- Did my fandom lead me into actively engaging with an intellectual property’s (IP’s) broader fan community?
- Did my enthusiasm for a media franchise or category result in me attending conferences, connecting with others online, and participating in other events, or did I let such opportunities pass me by?
- Did I engage with the world of the IP to the point where I began to produce my own extensions to that world?
- And finally, did my fandom lead me closer to an “active” community of practice, or did I remain within the confines of a more “passive” community of spectatorship?
The vertical axis of the grid maps the degree to which a particular fan practice is “comprehensive,” and addresses the following kinds of questions:
- Did my commitment to the IP or category make me want to accumulate everything that I could get my hands on related to that franchise or practice?
- Did I become an obsessive collector of related information and media, or was I content to merely sample smaller portions of the world of the IP?
- Did I gravitate toward an “expert” level of knowledge? Or was I happy to remain on the surface in terms of my apprehension of the totality of the world of the IP?
Continue reading “Fandom: An Autoethnography”

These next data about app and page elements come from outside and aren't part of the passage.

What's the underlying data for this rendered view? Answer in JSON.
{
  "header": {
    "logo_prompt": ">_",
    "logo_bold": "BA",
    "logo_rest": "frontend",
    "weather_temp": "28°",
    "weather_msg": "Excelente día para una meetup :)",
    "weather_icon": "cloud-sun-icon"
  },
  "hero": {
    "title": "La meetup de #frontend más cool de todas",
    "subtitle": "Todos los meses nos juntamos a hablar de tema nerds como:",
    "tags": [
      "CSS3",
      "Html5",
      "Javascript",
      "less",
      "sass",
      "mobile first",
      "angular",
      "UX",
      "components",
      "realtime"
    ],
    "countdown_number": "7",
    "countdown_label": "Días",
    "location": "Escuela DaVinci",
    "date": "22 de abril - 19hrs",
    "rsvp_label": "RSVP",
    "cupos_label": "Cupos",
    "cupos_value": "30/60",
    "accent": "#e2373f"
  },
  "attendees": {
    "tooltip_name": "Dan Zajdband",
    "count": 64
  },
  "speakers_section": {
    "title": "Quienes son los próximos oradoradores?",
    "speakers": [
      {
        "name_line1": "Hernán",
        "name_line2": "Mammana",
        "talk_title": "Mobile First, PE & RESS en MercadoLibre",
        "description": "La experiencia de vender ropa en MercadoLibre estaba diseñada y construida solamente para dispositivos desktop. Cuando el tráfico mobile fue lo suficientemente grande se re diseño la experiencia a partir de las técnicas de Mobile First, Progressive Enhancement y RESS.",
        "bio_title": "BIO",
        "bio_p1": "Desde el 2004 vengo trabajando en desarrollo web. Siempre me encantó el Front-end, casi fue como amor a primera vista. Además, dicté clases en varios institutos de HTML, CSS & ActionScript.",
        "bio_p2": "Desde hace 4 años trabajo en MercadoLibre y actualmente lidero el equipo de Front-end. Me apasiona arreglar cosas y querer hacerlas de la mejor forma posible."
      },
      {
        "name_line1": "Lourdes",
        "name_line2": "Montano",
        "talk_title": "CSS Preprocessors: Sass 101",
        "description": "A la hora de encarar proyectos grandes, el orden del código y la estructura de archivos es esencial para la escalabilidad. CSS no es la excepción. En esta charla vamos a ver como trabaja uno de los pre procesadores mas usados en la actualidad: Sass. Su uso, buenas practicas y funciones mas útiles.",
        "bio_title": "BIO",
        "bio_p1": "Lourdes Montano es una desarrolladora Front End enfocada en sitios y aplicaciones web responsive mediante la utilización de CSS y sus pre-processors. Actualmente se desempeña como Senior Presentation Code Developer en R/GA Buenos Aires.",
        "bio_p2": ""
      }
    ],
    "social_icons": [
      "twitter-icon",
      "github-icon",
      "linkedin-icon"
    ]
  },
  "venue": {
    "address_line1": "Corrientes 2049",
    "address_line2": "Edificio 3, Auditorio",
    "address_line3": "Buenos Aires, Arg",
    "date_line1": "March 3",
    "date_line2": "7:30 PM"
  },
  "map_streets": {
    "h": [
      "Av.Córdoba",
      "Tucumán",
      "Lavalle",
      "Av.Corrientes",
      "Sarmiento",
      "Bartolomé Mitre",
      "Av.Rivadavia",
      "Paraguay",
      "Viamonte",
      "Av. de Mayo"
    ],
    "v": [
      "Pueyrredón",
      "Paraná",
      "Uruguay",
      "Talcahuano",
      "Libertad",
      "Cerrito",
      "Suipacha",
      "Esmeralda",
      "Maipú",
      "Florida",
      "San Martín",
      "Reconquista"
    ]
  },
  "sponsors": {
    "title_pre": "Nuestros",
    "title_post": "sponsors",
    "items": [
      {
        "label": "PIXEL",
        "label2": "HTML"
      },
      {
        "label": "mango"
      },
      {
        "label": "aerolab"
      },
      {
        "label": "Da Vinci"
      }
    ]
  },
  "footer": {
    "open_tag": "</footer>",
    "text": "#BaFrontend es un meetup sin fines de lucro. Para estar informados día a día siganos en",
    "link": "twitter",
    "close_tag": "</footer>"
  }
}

Victoria Kaʻiulani Kalaninuiahilapalapa Kawekiu i Lunalilo Cleghorn, Crown Princess of Hawaii (16 October 1875 – 6 March 1899) was heir to the throne of the Kingdom of Hawaiʻi and held the title of crown princess. Kaʻiulani became known throughout the world for her intelligence, beauty and determination. After the overthrow of the Hawaiian monarchy in 1893, she spearheaded a campaign to restore the Kingdom. In New York, she made many speeches and public appearances denouncing the overthrow of her government. In Washington, D.C she spoke before the United States Congress and pleaded with U.S. Presidents Benjamin Harrison and later Grover Cleveland, but her negotiations could not prevent eventual annexation. (via upload.wikimedia.org)